I'm finishing up the Definition Argument paper at NKU. As the name implies, you argue for a specific definition of a term, e.g. "A real dog has to be big enough to scare away a burglar"; "A true sport involves an intense physical challenge so golf is not a sport"; "A family is any group of people who care about each other."
One student is writing about art which is a tricky subject. Thinking about her position, it occurred to me that in non-prose literature, we have an all-encompassing word--"verse"--which is made up of work with merit--"poetry"--and work without--"doggerel."
If I were to start my own language, I would do the same for art. I'm not sure what I'd call each term but a wider vocabulary might help the expression of our thoughts.
I've been thinking about this since I read about this on Innisfree. I wouldn't send the kid to the bughouse but I'm not against banning certain subjects in class. In English 101, I don't let students write about abortion, gun control, or the death penalty because they do such a bad job and never have anything new to say about any of it. After reading submissions for the defunct Evil Dog Magazine, I'd say the same about shock value. For every Nathan Singer, there's 100,000 illiterates who slap together a few paragraphs about raping the pope and cutting the babies out of pregnant women and mistake their grandmother's shock for talent.
Hey, I'm all for stories about blasphemy and senseless violence but just slapping raw ideas on paper doesn't make them stories. I remember a story about a dog-rapist. Attention-grabber? Yes. Well-written? Oh God no.
In the end, I have no real definition myself and have deliberately wasted your time, but here's a few quotes by people more knowledgeable than myself:
“How do I define a work of art? It is not an asset in the stock-exchange sense, but a man’s timid attempt to repeat the miracle that the simplest peasant girl is capable of at any time, that of magically producing life out of nothing,” Oskar Kokoschka
“We all know that a good person can be a bad artist. But no one will ever be a genuine artist unless he is a great human being and thus also a good one,” Marc Chagall
“In general, then, color is a means to exert a direct influence on the soul. Color is the key. The eye is the hammer. The soul is the piano, with many strings,” Wassily Kandinsky
“Art is artificial and not at all natural. Creating a work of art does not mean that one is imitating nature but rather that one is on an equal footing with it and has even surpassed it using means that, of all living beings, are only available to man,” Victor Vasarely

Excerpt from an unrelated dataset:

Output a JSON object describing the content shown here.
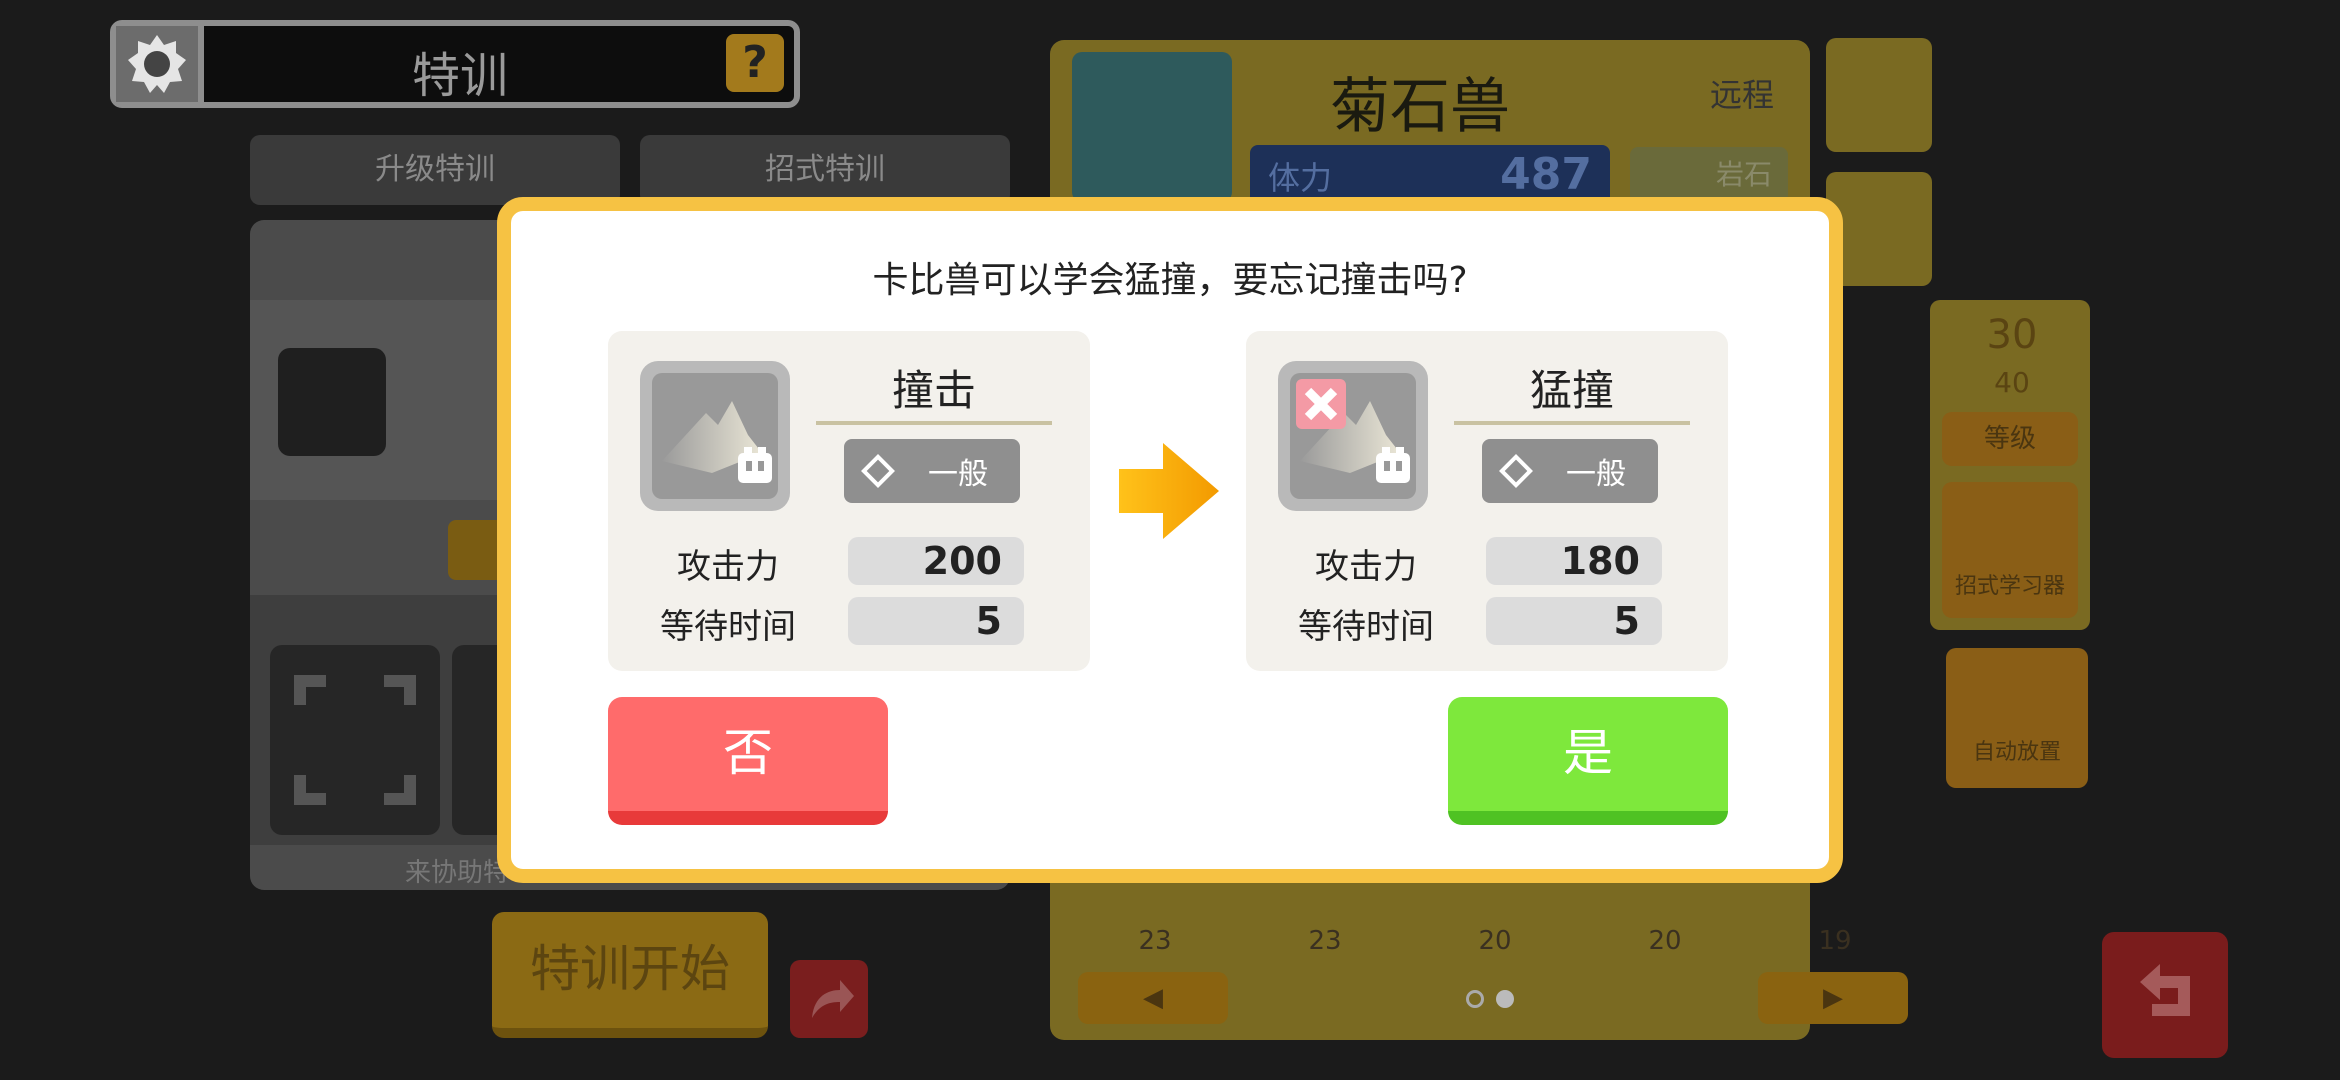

“All of painting, but also literature and all that goes with it, is merely a process of going round and round something inexpressible, round a black hole or a crater whose center one cannot penetrate. And those things one seizes on as subject matter, they have merely the character of pebbles at the foot of the crater—they mark out a circle which, one hopes, draws ever close to the center,” Anselm Kiefer

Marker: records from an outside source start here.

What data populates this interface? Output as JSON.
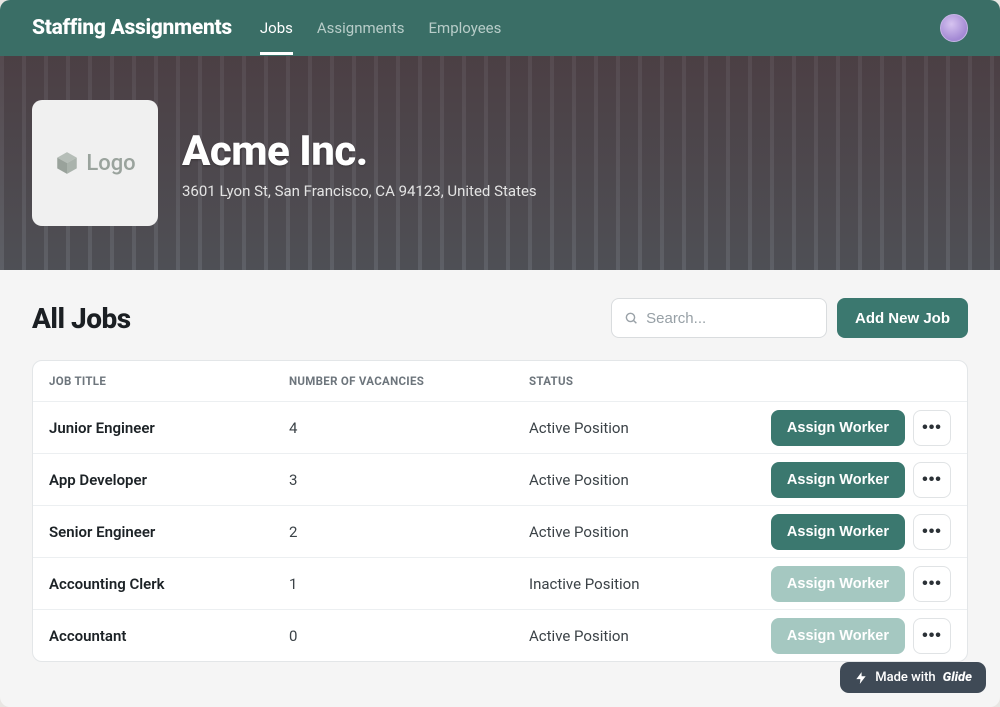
{
  "header": {
    "brand": "Staffing Assignments",
    "nav": [
      {
        "label": "Jobs",
        "active": true
      },
      {
        "label": "Assignments",
        "active": false
      },
      {
        "label": "Employees",
        "active": false
      }
    ]
  },
  "hero": {
    "logo_label": "Logo",
    "company_name": "Acme Inc.",
    "address": "3601 Lyon St, San Francisco, CA 94123, United States"
  },
  "jobs_section": {
    "title": "All Jobs",
    "search_placeholder": "Search...",
    "add_button": "Add New Job",
    "columns": {
      "title": "JOB TITLE",
      "vacancies": "NUMBER OF VACANCIES",
      "status": "STATUS"
    },
    "assign_label": "Assign Worker",
    "rows": [
      {
        "title": "Junior Engineer",
        "vacancies": "4",
        "status": "Active Position",
        "assign_enabled": true
      },
      {
        "title": "App Developer",
        "vacancies": "3",
        "status": "Active Position",
        "assign_enabled": true
      },
      {
        "title": "Senior Engineer",
        "vacancies": "2",
        "status": "Active Position",
        "assign_enabled": true
      },
      {
        "title": "Accounting Clerk",
        "vacancies": "1",
        "status": "Inactive Position",
        "assign_enabled": false
      },
      {
        "title": "Accountant",
        "vacancies": "0",
        "status": "Active Position",
        "assign_enabled": false
      }
    ]
  },
  "footer_badge": {
    "prefix": "Made with",
    "brand": "Glide"
  },
  "colors": {
    "primary": "#3b786f",
    "primary_disabled": "#a5c8c1",
    "topbar": "#3a6e66"
  }
}
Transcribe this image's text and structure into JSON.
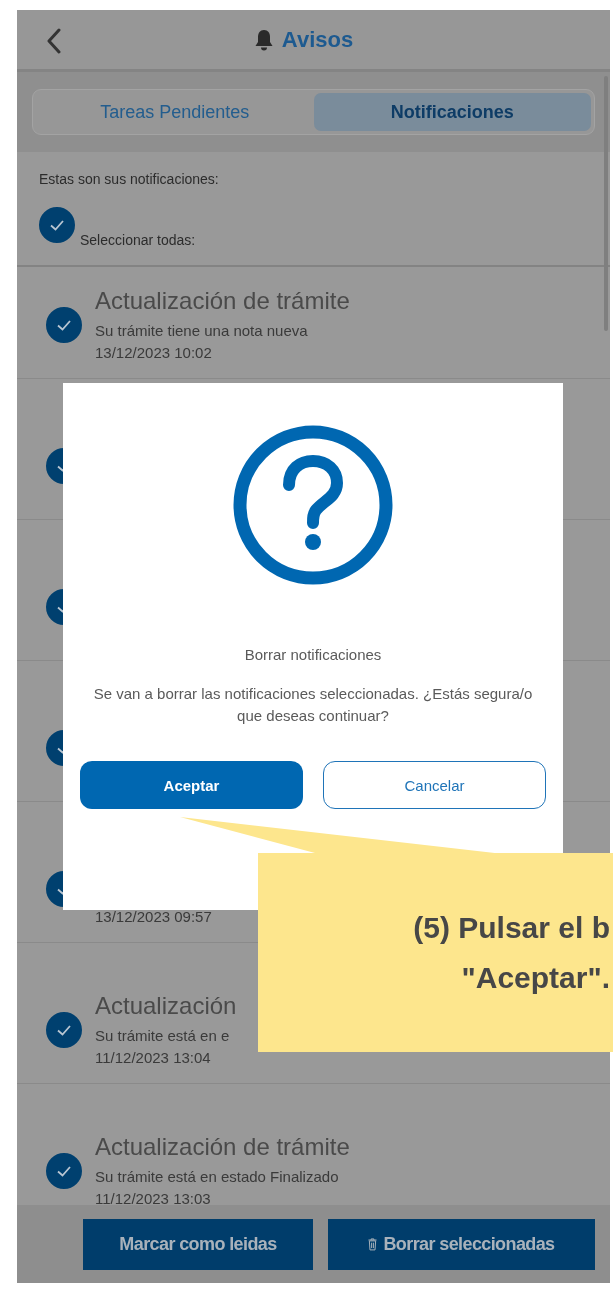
{
  "header": {
    "title": "Avisos"
  },
  "tabs": [
    {
      "label": "Tareas Pendientes",
      "selected": false
    },
    {
      "label": "Notificaciones",
      "selected": true
    }
  ],
  "intro": "Estas son sus notificaciones:",
  "select_all": {
    "label": "Seleccionar todas:",
    "checked": true
  },
  "notifications": [
    {
      "title": "Actualización de trámite",
      "message": "Su trámite tiene una nota nueva",
      "date": "13/12/2023 10:02",
      "checked": true
    },
    {
      "checked": true
    },
    {
      "checked": true
    },
    {
      "checked": true
    },
    {
      "date": "13/12/2023 09:57",
      "checked": true
    },
    {
      "title": "Actualización",
      "message": "Su trámite está en e",
      "date": "11/12/2023 13:04",
      "checked": true
    },
    {
      "title": "Actualización de trámite",
      "message": "Su trámite está en estado Finalizado",
      "date": "11/12/2023 13:03",
      "checked": true
    }
  ],
  "dialog": {
    "title": "Borrar notificaciones",
    "message": "Se van a borrar las notificaciones seleccionadas. ¿Estás segura/o que deseas continuar?",
    "buttons": [
      {
        "label": "Aceptar",
        "kind": "primary"
      },
      {
        "label": "Cancelar",
        "kind": "secondary"
      }
    ]
  },
  "actions": [
    {
      "label": "Marcar como leidas",
      "kind": "plain"
    },
    {
      "label": "Borrar seleccionadas",
      "kind": "delete"
    }
  ],
  "callout": {
    "lines": [
      "(5) Pulsar el b",
      "\"Aceptar\"."
    ]
  }
}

“I am for an art that is political-erotical-mystical, that does something other than sit on its ass in a museum,” Claes Oldenburg
“Art is a duet between the artist and his medium. Each must speak freely and directly and visible in his own language. One must allow all the fortunes proper to the material to emerge. . . To try to prevent these vagaries of fortune would be to deprive the world of all vitality,” Jean Dubuffet
“To the creative artist, in the making of art it is doubtful whether aesthetics have any value to him. The truly creative artist deals with vulgarity,” David Smith
“Since Duchamp, the artist is the author of a definition,” Marcel Broodthaers